Ethnic cleansing is the most dreaded dimension of ethno-national conflict. It is a ‘cleaning operation’ carried out by one ethnic group of the other ethnic groups. In this type ethnic conflict, the indigenous ethnic group launches a genocide and/or expulsion of the foreigners (those who not originally belong to that state) Bosnia Herzegovina, for instance, which declared its independence from Serb-dominated Yugoslavia, late in December 1991, will go in history for the magnitude of its human tragedy. Ethnic Serbs in Bosnia not only captured two-thirds of Bosnia territory, they also started an ethnic cleansing programme that caused death, destitution and the forced eviction of a large number of Bosnian Muslims.
Civic nationalism also known as liberal nationalism, is a form of nationalism identified by political philosophers who believe in an inclusive form of nationalism that adheres to traditional liberal values of freedom, tolerance, equality, and individual rights. Civic nationalists often defend the value of national identity by saying that individuals need a national identity in order to lead meaningful, autonomous lives and that democratic polities need national identity in order to function properly. Civic nationalism is frequently contrasted with ethnic nationalism. Civic nationhood is a political identity built around shared citizenship within the state. Thus, a “civic nation” is defined by not language or culture but political institutions and liberal principles, which its citizens pledge to uphold. Membership in the civic nation is open to anyone who shares those values.
Civic nationalism lies within the traditions of rationalism and liberalism, but as a form of nationalism it is contrasted with ethnic nationalism. Ernest Renan is often thought to be an early civic nationalist. Philosopher Hans Kohn was one of the first to differentiate civic nationalism from ethnic nationalism in his 1944 publication The Idea of Nationalism: A Study in Its Origins and Background. Membership of the civic nation is considered voluntary, as in Renan’s classical definition in “Qu’est-ce qu’une nation?” of the nation as a “daily referendum” characterized by the “will to live together”. Civic-national ideals influenced the development of representative democracy in countries such as the United States and France. Civic nationalism shares elements of the Swiss concept of Willensnation, which is German for “nation by will”, coined by Carl Hilty, understood as shared experience and dedication by citizens.

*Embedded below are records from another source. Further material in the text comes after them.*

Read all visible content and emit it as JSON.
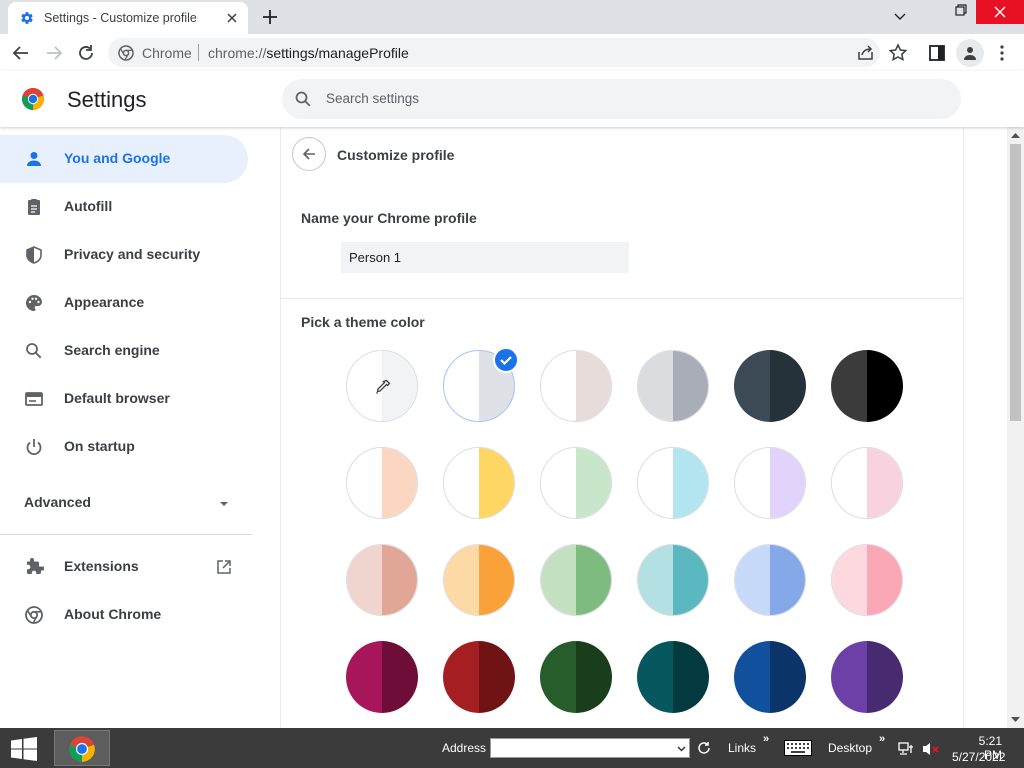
{
  "tab": {
    "title": "Settings - Customize profile"
  },
  "omnibox": {
    "site_chip": "Chrome",
    "url_prefix": "chrome://",
    "url_path": "settings/manageProfile"
  },
  "header": {
    "title": "Settings",
    "search_placeholder": "Search settings"
  },
  "sidebar": {
    "items": [
      {
        "label": "You and Google",
        "icon": "person-icon",
        "active": true
      },
      {
        "label": "Autofill",
        "icon": "clipboard-icon"
      },
      {
        "label": "Privacy and security",
        "icon": "shield-icon"
      },
      {
        "label": "Appearance",
        "icon": "palette-icon"
      },
      {
        "label": "Search engine",
        "icon": "search-icon"
      },
      {
        "label": "Default browser",
        "icon": "browser-icon"
      },
      {
        "label": "On startup",
        "icon": "power-icon"
      }
    ],
    "advanced_label": "Advanced",
    "extensions_label": "Extensions",
    "about_label": "About Chrome"
  },
  "main": {
    "page_title": "Customize profile",
    "name_label": "Name your Chrome profile",
    "name_value": "Person 1",
    "theme_label": "Pick a theme color",
    "selected_index": 1
  },
  "theme_colors": [
    {
      "left": "#ffffff",
      "right": "#f1f3f4",
      "custom": true
    },
    {
      "left": "#ffffff",
      "right": "#dee1e6"
    },
    {
      "left": "#ffffff",
      "right": "#e7dcd9"
    },
    {
      "left": "#dadce0",
      "right": "#a9adb7"
    },
    {
      "left": "#3c4a56",
      "right": "#26323a"
    },
    {
      "left": "#3b3b3b",
      "right": "#000000"
    },
    {
      "left": "#ffffff",
      "right": "#fbd7c2"
    },
    {
      "left": "#ffffff",
      "right": "#fdd663"
    },
    {
      "left": "#ffffff",
      "right": "#c8e6c9"
    },
    {
      "left": "#ffffff",
      "right": "#b3e5f0"
    },
    {
      "left": "#ffffff",
      "right": "#e2d3fb"
    },
    {
      "left": "#ffffff",
      "right": "#f8d3df"
    },
    {
      "left": "#f0d5cf",
      "right": "#e2a696"
    },
    {
      "left": "#fdd9a6",
      "right": "#fba13a"
    },
    {
      "left": "#c3e1c1",
      "right": "#7dbb7f"
    },
    {
      "left": "#b2e0e3",
      "right": "#5cb8c0"
    },
    {
      "left": "#c6d9f8",
      "right": "#85a9e8"
    },
    {
      "left": "#fdd8de",
      "right": "#fba8b6"
    },
    {
      "left": "#a7165b",
      "right": "#6e0d38"
    },
    {
      "left": "#a51e22",
      "right": "#701315"
    },
    {
      "left": "#275c2b",
      "right": "#1a3d1c"
    },
    {
      "left": "#07575f",
      "right": "#033a40"
    },
    {
      "left": "#11509c",
      "right": "#0b3468"
    },
    {
      "left": "#6d40a7",
      "right": "#482a70"
    }
  ],
  "taskbar": {
    "address_label": "Address",
    "links_label": "Links",
    "desktop_label": "Desktop",
    "time": "5:21 PM",
    "date": "5/27/2022"
  },
  "colors": {
    "accent": "#1a73e8",
    "active_nav_bg": "#e8f0fe",
    "close_button": "#e81123"
  }
}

Unlike the centralisation tendency exhibited in ethnic-nationalism, civic nationalism emphasises on local autonomy. Civic nationalists accept some restrictions on national sovereignty to agree on multilateral rules on global public goods. This is also the case in global environmental damage or international spread of crime, and restrictions on cross-border tax-dodging. Notably, this ultimately helps the national interest. Lately, there is accusations on Civic Nationalism as nations are becoming more conservative by exhibiting signs of Xenophobia and anti-immigrant stance.